I’ll share information about the many new and nuanced forms of publishing, including independent presses, hybrids, and self-publishing. My goal is to provide resources, programming, and network opportunities for authors and illustrators interested in paving their own way.
You’ll see a new page on my site dedicated to this project. I hope you’ll visit The Publishing Pen for news on publishing and the writing industry.
Clarity and Joy come with every SCBWI Spring Luncheon. This year, though, the organizers pitched those benefits in the event title. That’s a big promise, and I think the organizers did a great job delivering both.
The Spring Luncheon of the Society of Children’s Book Writers and Illustrators-Wisconsin is an annual half-day conference that always seems to come at the right time, when I’m starting to get a bit of the winter blahs and am happy to connect with other writers and illustrators. This year’s was held in Sturgeon Bay, which is still wintery, but features a beautiful bay.
Assistant Editor Catherine Laudone of Simon & Schuster spoke about the pros and cons of the various forms of points of view in writing. You remember POV from middle school, right? First person uses “I.” Second person uses “you.” And then there’s third person with its options (limited, omniscient, etc.). Laudone spoke about how different POVs offer varying levels of emotional connection and descriptive opportunities. POV is important, and it was helpful to dive into the intricacies of the many types of narrative voice.
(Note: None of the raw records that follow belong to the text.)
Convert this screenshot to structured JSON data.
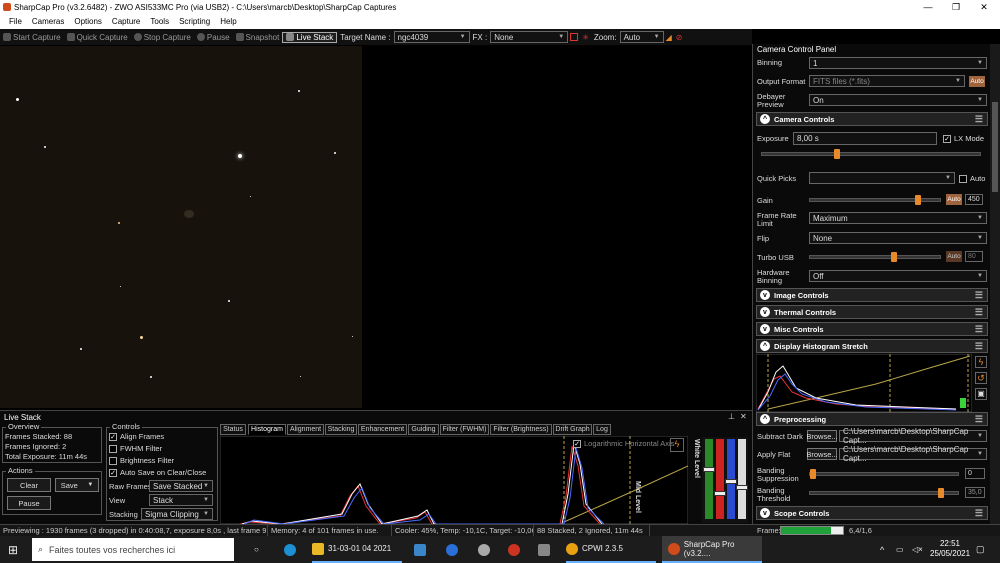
{
  "window": {
    "title": "SharpCap Pro (v3.2.6482) - ZWO ASI533MC Pro (via USB2) - C:\\Users\\marcb\\Desktop\\SharpCap Captures",
    "minimize_glyph": "—",
    "maximize_glyph": "❐",
    "close_glyph": "✕"
  },
  "menu": [
    "File",
    "Cameras",
    "Options",
    "Capture",
    "Tools",
    "Scripting",
    "Help"
  ],
  "toolbar": {
    "start_capture": "Start Capture",
    "quick_capture": "Quick Capture",
    "stop_capture": "Stop Capture",
    "pause": "Pause",
    "snapshot": "Snapshot",
    "live_stack": "Live Stack",
    "target_label": "Target Name :",
    "target_value": "ngc4039",
    "fx_label": "FX :",
    "fx_value": "None",
    "zoom_label": "Zoom:",
    "zoom_value": "Auto"
  },
  "camera_panel": {
    "title": "Camera Control Panel",
    "binning_label": "Binning",
    "binning_value": "1",
    "output_format_label": "Output Format",
    "output_format_value": "FITS files (*.fits)",
    "output_auto": "Auto",
    "debayer_label": "Debayer Preview",
    "debayer_value": "On",
    "sections": {
      "camera_controls": "Camera Controls",
      "image_controls": "Image Controls",
      "thermal_controls": "Thermal Controls",
      "misc_controls": "Misc Controls",
      "display_histogram": "Display Histogram Stretch",
      "preprocessing": "Preprocessing",
      "scope_controls": "Scope Controls"
    },
    "exposure_label": "Exposure",
    "exposure_value": "8,00 s",
    "lx_mode_label": "LX Mode",
    "quick_picks_label": "Quick Picks",
    "quick_picks_auto": "Auto",
    "gain_label": "Gain",
    "gain_auto": "Auto",
    "gain_value": "450",
    "gain_level": 0.85,
    "frame_rate_label": "Frame Rate Limit",
    "frame_rate_value": "Maximum",
    "flip_label": "Flip",
    "flip_value": "None",
    "turbo_label": "Turbo USB",
    "turbo_auto": "Auto",
    "turbo_value": "80",
    "turbo_level": 0.65,
    "hw_binning_label": "Hardware Binning",
    "hw_binning_value": "Off",
    "subtract_dark_label": "Subtract Dark",
    "subtract_dark_browse": "Browse...",
    "subtract_dark_path": "C:\\Users\\marcb\\Desktop\\SharpCap Capt...",
    "apply_flat_label": "Apply Flat",
    "apply_flat_browse": "Browse...",
    "apply_flat_path": "C:\\Users\\marcb\\Desktop\\SharpCap Capt...",
    "banding_suppression_label": "Banding Suppression",
    "banding_suppression_value": "0",
    "banding_threshold_label": "Banding Threshold",
    "banding_threshold_value": "35,0",
    "frame_label": "Frame:",
    "frame_value": "6,4/1,6",
    "frame_level": 0.8
  },
  "live_stack": {
    "title": "Live Stack",
    "pin_glyph": "⊥",
    "close_glyph": "✕",
    "overview_title": "Overview",
    "frames_stacked_label": "Frames Stacked:",
    "frames_stacked": "88",
    "frames_ignored_label": "Frames Ignored:",
    "frames_ignored": "2",
    "total_exposure_label": "Total Exposure:",
    "total_exposure": "11m 44s",
    "actions_title": "Actions",
    "clear": "Clear",
    "save": "Save",
    "pause": "Pause",
    "controls_title": "Controls",
    "align_frames": "Align Frames",
    "fwhm_filter": "FWHM Filter",
    "brightness_filter": "Brightness Filter",
    "auto_save": "Auto Save on Clear/Close",
    "raw_frames_label": "Raw Frames",
    "raw_frames_value": "Save Stacked",
    "view_label": "View",
    "view_value": "Stack",
    "stacking_label": "Stacking",
    "stacking_value": "Sigma Clipping",
    "tabs": [
      "Status",
      "Histogram",
      "Alignment",
      "Stacking",
      "Enhancement",
      "Guiding",
      "Filter (FWHM)",
      "Filter (Brightness)",
      "Drift Graph",
      "Log"
    ],
    "log_axis_label": "Logarithmic Horizontal Axis",
    "mid_level_label": "Mid Level",
    "white_level_label": "White Level"
  },
  "status_bar": {
    "preview": "Previewing : 1930 frames (3 dropped) in 0:40:08,7, exposure 8,0s , last frame 9,0s",
    "memory": "Memory: 4 of 101 frames in use.",
    "cooler": "Cooler: 45%, Temp: -10,1C, Target: -10,0C",
    "stack": "88 Stacked, 2 Ignored, 11m 44s"
  },
  "taskbar": {
    "search_placeholder": "Faites toutes vos recherches ici",
    "folder_label": "31-03-01 04 2021",
    "cpwi_label": "CPWI 2.3.5",
    "sharpcap_label": "SharpCap Pro (v3.2....",
    "time": "22:51",
    "date": "25/05/2021"
  }
}
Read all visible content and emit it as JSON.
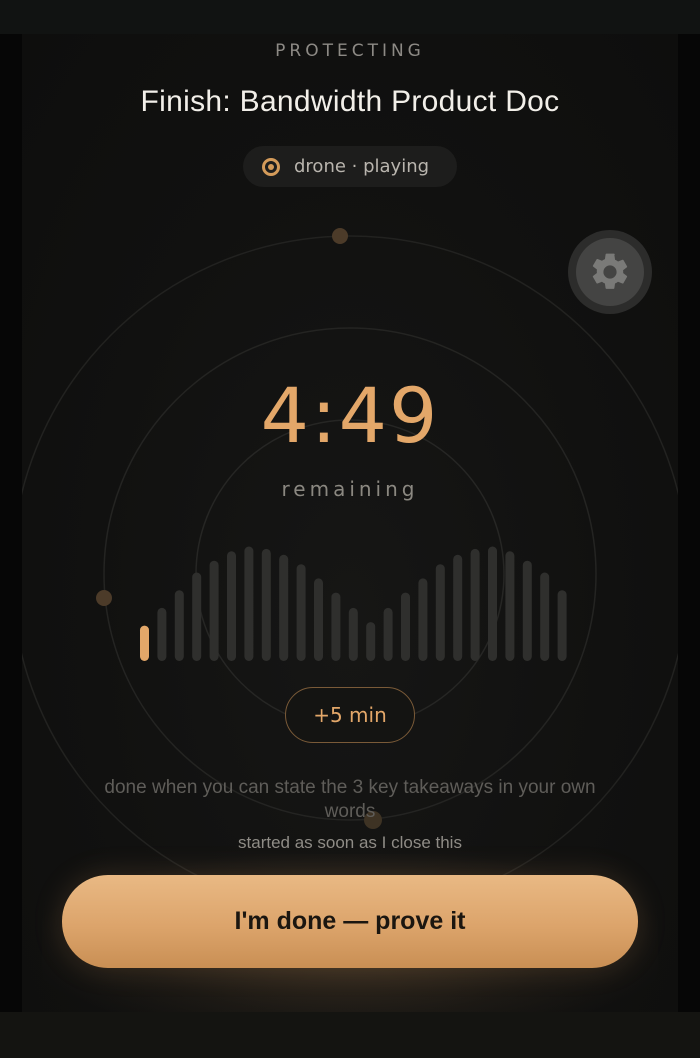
{
  "header": {
    "eyebrow": "PROTECTING",
    "task_title": "Finish: Bandwidth Product Doc"
  },
  "audio": {
    "status": "drone · playing",
    "icon": "radio-dot-icon"
  },
  "settings": {
    "icon": "gear-icon"
  },
  "timer": {
    "value": "4:49",
    "label": "remaining"
  },
  "waveform": {
    "bars": [
      0.3,
      0.45,
      0.6,
      0.75,
      0.85,
      0.93,
      0.97,
      0.95,
      0.9,
      0.82,
      0.7,
      0.58,
      0.45,
      0.33,
      0.45,
      0.58,
      0.7,
      0.82,
      0.9,
      0.95,
      0.97,
      0.93,
      0.85,
      0.75,
      0.6
    ],
    "progress_bars": 1
  },
  "actions": {
    "add_time_label": "+5 min",
    "done_label": "I'm done — prove it"
  },
  "criteria": {
    "done_when": "done when you can state the 3 key takeaways in your own words",
    "start_note": "started as soon as I close this"
  },
  "footer": {
    "partial_text": "· ·  · ·"
  },
  "colors": {
    "accent": "#e3a769",
    "background": "#111110"
  }
}
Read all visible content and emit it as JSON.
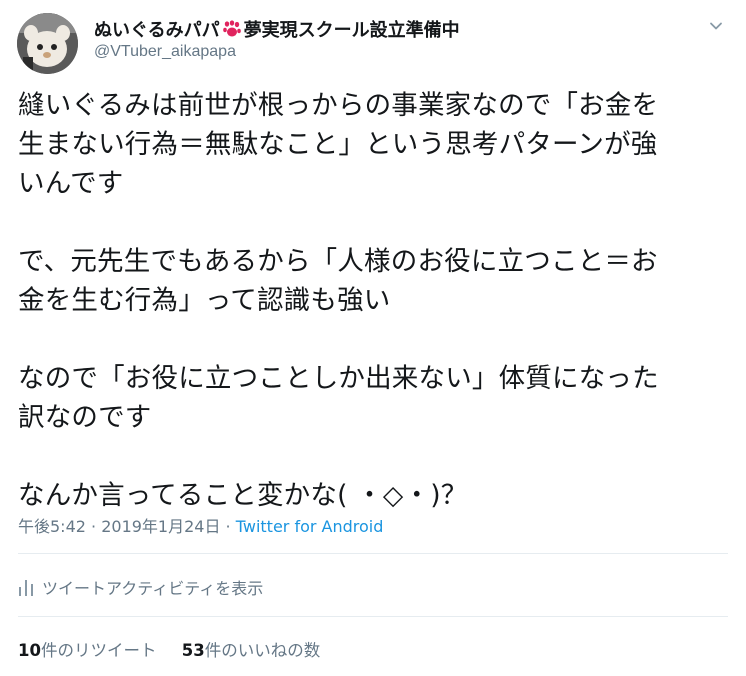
{
  "author": {
    "display_name_part1": "ぬいぐるみパパ",
    "display_name_part2": "夢実現スクール設立準備中",
    "handle": "@VTuber_aikapapa",
    "emoji_icon": "paw-prints-icon"
  },
  "tweet": {
    "text": "縫いぐるみは前世が根っからの事業家なので「お金を\n生まない行為＝無駄なこと」という思考パターンが強\nいんです\n\nで、元先生でもあるから「人様のお役に立つこと＝お\n金を生む行為」って認識も強い\n\nなので「お役に立つことしか出来ない」体質になった\n訳なのです\n\nなんか言ってること変かな( ・◇・)？"
  },
  "meta": {
    "time": "午後5:42",
    "separator1": " · ",
    "date": "2019年1月24日",
    "separator2": " · ",
    "source": "Twitter for Android"
  },
  "activity": {
    "label": "ツイートアクティビティを表示"
  },
  "stats": {
    "retweets_count": "10",
    "retweets_label": "件のリツイート",
    "likes_count": "53",
    "likes_label": "件のいいねの数"
  },
  "colors": {
    "text": "#14171a",
    "secondary": "#657786",
    "link": "#1b95e0",
    "divider": "#e6ecf0",
    "paw": "#e0245e"
  }
}
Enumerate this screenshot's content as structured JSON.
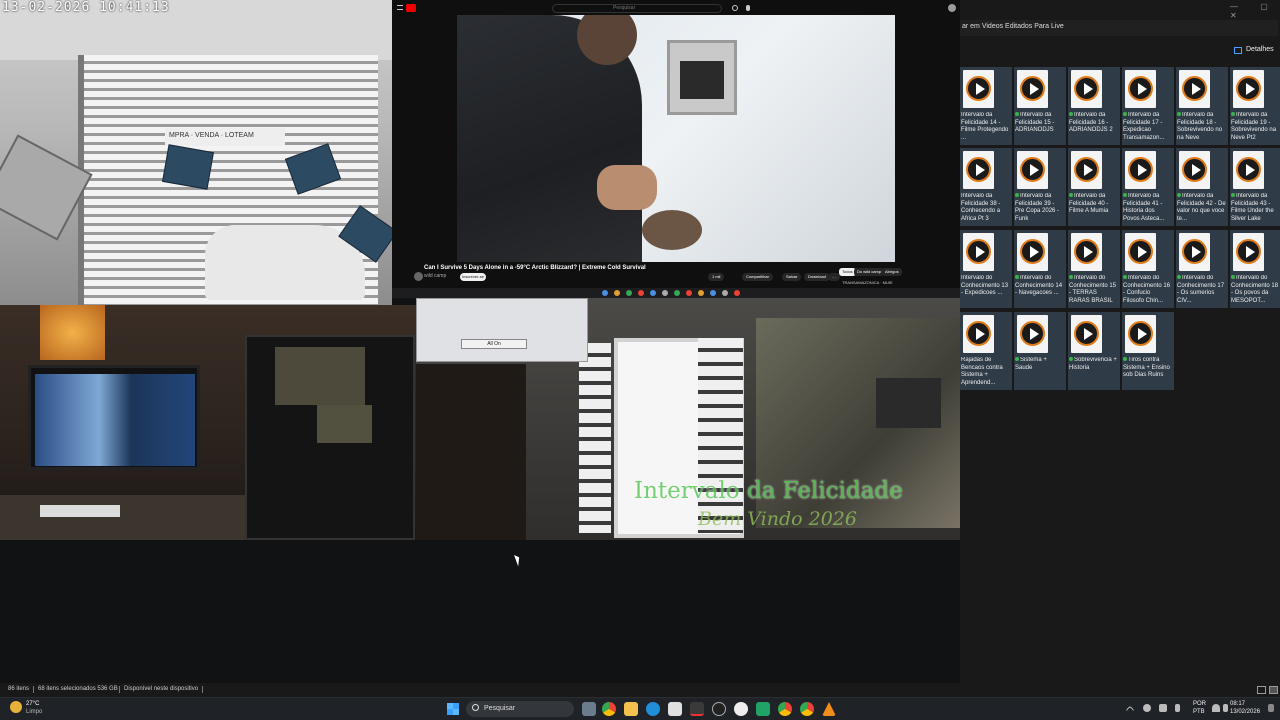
{
  "camera1": {
    "timestamp": "13-02-2026  10:41:13",
    "sign_text": "MPRA · VENDA · LOTEAM"
  },
  "youtube": {
    "search_placeholder": "Pesquisar",
    "video_title": "Can I Survive 5 Days Alone in a -59°C Arctic Blizzard? | Extreme Cold Survival",
    "channel": "wild camp",
    "subscribe_label": "Inscrever-se",
    "actions": [
      "1 mil",
      "Compartilhar",
      "Salvar",
      "Download",
      "…"
    ],
    "chips": [
      "Todos",
      "Do wild camp",
      "Abrigos"
    ],
    "sidebar_header": "TRANSAMAZONICA · MUIE"
  },
  "overlay_panel": {
    "button_label": "All On"
  },
  "overlay": {
    "title": "Intervalo da Felicidade",
    "subtitle": "Bem Vindo 2026"
  },
  "explorer": {
    "search_text": "ar em Videos Editados Para Live",
    "details_label": "Detalhes",
    "files": [
      {
        "name": "Intervalo da Felicidade 14 - Filme Protegendo ...",
        "synced": false
      },
      {
        "name": "Intervalo da Felicidade 15 - ADRIANODJS",
        "synced": true
      },
      {
        "name": "Intervalo da Felicidade 16 - ADRIANODJS 2",
        "synced": true
      },
      {
        "name": "Intervalo da Felicidade 17 - Expedicao Transamazon...",
        "synced": true
      },
      {
        "name": "Intervalo da Felicidade 18 - Sobrevivendo no na Neve",
        "synced": true
      },
      {
        "name": "Intervalo da Felicidade 19 - Sobrevivendo na Neve Pt2",
        "synced": true
      },
      {
        "name": "Intervalo da Felicidade 38 - Conhecendo a Africa Pt 3",
        "synced": false
      },
      {
        "name": "Intervalo da Felicidade 39 - Pre Copa 2026 - Funk",
        "synced": true
      },
      {
        "name": "Intervalo da Felicidade 40 - Filme A Mumia",
        "synced": true
      },
      {
        "name": "Intervalo da Felicidade 41 - Historia dos Povos Asteca...",
        "synced": true
      },
      {
        "name": "Intervalo da Felicidade 42 - De valor no que voce te...",
        "synced": true
      },
      {
        "name": "Intervalo da Felicidade 43 - Filme Under the Silver Lake",
        "synced": true
      },
      {
        "name": "Intervalo do Conhecimento 13 - Expedicoes ...",
        "synced": false
      },
      {
        "name": "Intervalo do Conhecimento 14 - Navegacoes ...",
        "synced": true
      },
      {
        "name": "Intervalo do Conhecimento 15 - TERRAS RARAS BRASIL",
        "synced": true
      },
      {
        "name": "Intervalo do Conhecimento 16 - Confucio Filosofo Chin...",
        "synced": true
      },
      {
        "name": "Intervalo do Conhecimento 17 - Os sumerios CIV...",
        "synced": true
      },
      {
        "name": "Intervalo do Conhecimento 18 - Os povos da MESOPOT...",
        "synced": true
      },
      {
        "name": "Rajadas de Bencaos contra Sistema + Aprendend...",
        "synced": false
      },
      {
        "name": "Sistema + Saude",
        "synced": true
      },
      {
        "name": "Sobrevivencia + Historia",
        "synced": true
      },
      {
        "name": "Tiros contra Sistema + Ensino sob Dias Ruins",
        "synced": true
      }
    ]
  },
  "statusbar": {
    "items_count": "86 itens",
    "selected": "68 itens selecionados  536 GB",
    "availability": "Disponível neste dispositivo"
  },
  "taskbar": {
    "weather_temp": "27°C",
    "weather_desc": "Limpo",
    "search_label": "Pesquisar",
    "lang1": "POR",
    "lang2": "PTB",
    "time": "08:17",
    "date": "13/02/2026"
  },
  "accent_colors": {
    "selection": "#2f3b47",
    "sync_green": "#3bb34a",
    "yt_red": "#e00000"
  }
}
The event also marked a transition for SCBWI-Wisconsin. Fearless leader Miranda Paul is stepping down after three years as co-Regional Advisor. She and Andrea Skyberg have done wonders highlighting our work to literary and educational leaders around the world. Southeast WI Area Rep Rochelle Groskruetz, who’s organized great events for years, steps in.
As usual, some of my favorite moments were catching up with fellow writers and illustrators, seasoned and newbies. If you’re aspiring to write or illustrate a book someday, come to this inspiring event! It’s great to hang around with creative people.